President Nana Addo Dankwa Akufo-Addo has asked African countries to work together to reform the global financial architecture to inure to their advantage.
He has also asked countries on the continent to expedite action in building and strengthening Africa Union’s financial institutions.
Speaking at the 35th Ordinary Session of the Assembly of the African Union in Addis Ababa, Ethiopia, yesterday, President Akufo-Addo said the AU is currently engaged in the process of establishing four financial institutions. These are African Central Bank (ACB), African Investment Bank (AIB), African Monetary Fund (AMF) and Pan African Stock Exchange (PASE).
According to President Akufo-Addo, who is an AU Champion for Financial Institutions, “the major challenges towards the establishment of the AUFIs include the slow rate of signature and ratification of the legal instruments, and the limited capacity of Member States to finance the establishment of the AUFIs.”
Regrettably, he noted, “none of the AUFIs has reached the minimum number of ratifications required for the enabling legal instruments to enter into force, and, thereby, facilitate their substantive establishment.”
This, he noted, is detrimental to the operationalisation of the African Monetary Institute, which is the first step towards the establishment of the African Central Bank.
President Akufo-Addo used the occasion to present a number of recommendations to the AU Assembly for its adoption and endorsement, which, he said, “would be critical towards the establishment of the AUFIs”.
“They have been captured in the Draft Assembly Decision that will be submitted to Your Excellencies for consideration and adoption,” he disclosed.

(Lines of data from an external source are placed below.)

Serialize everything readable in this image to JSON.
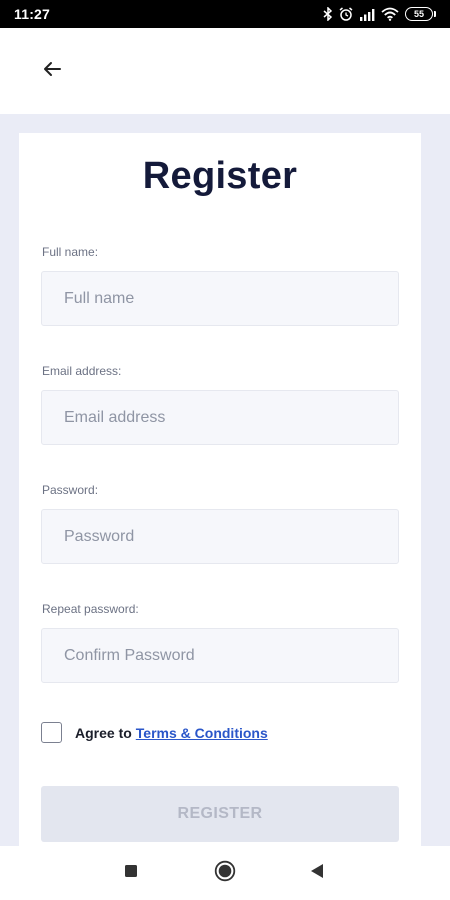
{
  "status_bar": {
    "time": "11:27",
    "battery": "55",
    "icons": [
      "bluetooth-icon",
      "alarm-icon",
      "signal-icon",
      "wifi-icon",
      "battery-icon"
    ]
  },
  "header": {
    "back_icon": "arrow-left-icon"
  },
  "form": {
    "title": "Register",
    "fields": [
      {
        "label": "Full name:",
        "placeholder": "Full name",
        "value": ""
      },
      {
        "label": "Email address:",
        "placeholder": "Email address",
        "value": ""
      },
      {
        "label": "Password:",
        "placeholder": "Password",
        "value": ""
      },
      {
        "label": "Repeat password:",
        "placeholder": "Confirm Password",
        "value": ""
      }
    ],
    "agree_text": "Agree to",
    "terms_link": "Terms & Conditions",
    "terms_checked": false,
    "submit_label": "REGISTER"
  },
  "nav_bar": {
    "buttons": [
      "recents-square-icon",
      "home-circle-icon",
      "back-triangle-icon"
    ]
  },
  "colors": {
    "title": "#141a3a",
    "link": "#2a56c9",
    "page_background": "#eaecf6",
    "input_background": "#f6f7fb",
    "button_disabled": "#e3e6ef"
  }
}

Meanwhile, the President has expressed his disagreement with the unfair treatment of Africa on the matter of the International Monetary Fund (IMF) Special Drawing Rights (SDR) re-allocation. World leaders, in May last year, committed to allocate a historic SDR 650 billion issuance to IMF Member States, with Africa’s quota allocation of five per cent or SDR 33.3 billion. Africa’s quota was within the context of optimising its impact on continent.
According to President Akufo-Addo, while Africa values this commitment to additional resources, of which the continent is in dire need, “it is unfortunate, however, that the only proposal that has been put on the table by the European countries so far is to re-channel these SDRs through only one institution, the International Monetary Fund (IMF).”
He noted that “the IMF should not be the sole beneficiary of such rechanneling.”
“We believe that our own continental institutions, such as the African Development Bank (AFDB) and Afreximbank, should be recipients of the recycling of these SDRs. Our Finance Ministers and the United Nations Economic Commission for Africa (UNECA) have advocated for the use of regional development agencies to be included in this rechanneling,” he said.
He told the Assembly that African Finance Ministers, with United Nations Economic Commission for Africa (UNECA), had consistently championed the allocation of SDRs to capitalise AFDB and AfreximBank, to help establish an African Stability Mechanism, and to initiate a Liquidity Support Facility (LSF).
“We need to guard against the continuing consequential stranglehold of the rating agencies, which has affected the cost and access to capital markets for African countries, and has, during this COVID period, resulted in the downgrading of many African countries, exacerbating even more their funding challenges,” President Akufo-Addo said.
He, thus, urged the AU Assembly to urge G20 leaders stick to their commitment to reallocate to Africa the SDR $100 billion agreed to at the Paris Summit in May 2021.